A TDI owner said when he took his car into Flow Motors Volkswagen in North Carolina last month the dealership told him it wouldn’t initially accept his vehicle for trade. The dealer originally had asked if the owner had found a willing dealership to take his car.
“ … Let me know as I have a couple of other diesel owners I will send if things worked out for you,” the dealer wrote in an email after they turned down the man’s diesel car.
“To say I’m irritated is an understatement,” the TDI owner wrote. (Read More…)
Volkswagen told dealers that it would buy back some of its unsellable, used diesel cars withering on their lots at fixed prices to help dealers cope during the automaker’s growing diesel scandal, Automotive News reported.
The cars that dealers are accepting on trade-in, but can’t sell due to their illegally polluting engines, have sat on lots while the automaker develops its plan to fix 482,000 cars sold in the U.S. with the illegal “defeat device.” Volkswagen has offered a $2,000 “loyalty discount” for any Volkswagen trade-in, including diesel cars. (Read More…)
Volkswagen is offering up to double the average amount of incentives on some of its cars to help dealers during its diesel crisis, Bloomberg reported (via Automotive News).
Dealers, who received no-strings-attached cash from Volkswagen at the beginning of this month, are offering up to 11 percent off their cars’ stickers to help weather the storm of its diesel cheating scandal. The industry average is roughly 6.2 percent according to TrueCar. (Read More…)
(Updated with comment from GoodCarBadCar’s Tim Cain)
Analysts at IHS Automotive says car sales may be nearing its peak and automakers may expect a downturn in sales by 2017 due to rising interest rates, Automotive News reported.
Strong demand for auto loans is starting to wane, banks are reporting, and a pending federal interest rate hike could push some buyers out of the market, the agency reported.
After 2017 “credit markets are going to be much more difficult,” Charles Chesbrough, IHS senior economist, told Automotive News. Most analysts predict that interest rates will remain where they are for the rest of this year but many anticipate a rate hike by March 2016.
Mercedes-Benz will open performance centers at specific dealerships across the U.S. to expand the AMG brand from enthusiast sub-brand to mainstream performance line, Automotive News is reporting.

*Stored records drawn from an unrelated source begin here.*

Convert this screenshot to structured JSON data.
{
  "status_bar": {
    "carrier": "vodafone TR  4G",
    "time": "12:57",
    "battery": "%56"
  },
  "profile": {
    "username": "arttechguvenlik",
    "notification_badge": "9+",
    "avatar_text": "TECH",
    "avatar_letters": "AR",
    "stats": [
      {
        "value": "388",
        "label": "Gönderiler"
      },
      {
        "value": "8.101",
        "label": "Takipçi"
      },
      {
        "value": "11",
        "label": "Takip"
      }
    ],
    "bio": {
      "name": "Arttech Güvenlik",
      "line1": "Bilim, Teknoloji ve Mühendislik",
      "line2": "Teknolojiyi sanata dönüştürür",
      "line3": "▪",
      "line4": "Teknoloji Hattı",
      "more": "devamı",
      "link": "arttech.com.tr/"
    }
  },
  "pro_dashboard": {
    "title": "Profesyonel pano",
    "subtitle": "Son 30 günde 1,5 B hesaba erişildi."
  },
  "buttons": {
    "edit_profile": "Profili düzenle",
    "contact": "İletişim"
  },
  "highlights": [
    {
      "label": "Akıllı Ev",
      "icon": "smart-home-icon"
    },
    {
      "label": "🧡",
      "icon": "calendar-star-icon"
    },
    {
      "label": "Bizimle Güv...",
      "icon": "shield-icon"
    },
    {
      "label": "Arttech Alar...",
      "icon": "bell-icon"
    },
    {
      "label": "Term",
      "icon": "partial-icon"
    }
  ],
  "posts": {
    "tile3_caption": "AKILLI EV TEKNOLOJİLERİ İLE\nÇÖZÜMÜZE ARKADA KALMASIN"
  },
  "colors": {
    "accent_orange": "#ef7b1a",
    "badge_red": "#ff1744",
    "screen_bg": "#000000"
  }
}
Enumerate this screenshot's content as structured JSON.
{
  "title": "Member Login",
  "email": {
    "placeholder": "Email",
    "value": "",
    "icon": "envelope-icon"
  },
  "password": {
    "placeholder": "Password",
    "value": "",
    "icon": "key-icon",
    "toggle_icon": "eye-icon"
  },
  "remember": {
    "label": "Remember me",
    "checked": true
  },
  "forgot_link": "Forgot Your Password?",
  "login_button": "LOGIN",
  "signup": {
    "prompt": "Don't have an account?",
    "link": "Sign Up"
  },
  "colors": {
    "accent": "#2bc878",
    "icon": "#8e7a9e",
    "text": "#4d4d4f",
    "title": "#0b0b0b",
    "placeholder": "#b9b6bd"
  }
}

Dealers may have to pay up to $200,000 for extra showroom space and training, the report said. The automaker expanded its AMG brand this year with the Mercedes-Benz C450 AMG and GLE450 AMG, which are performance variants of those cars but stop short of the full-performance models.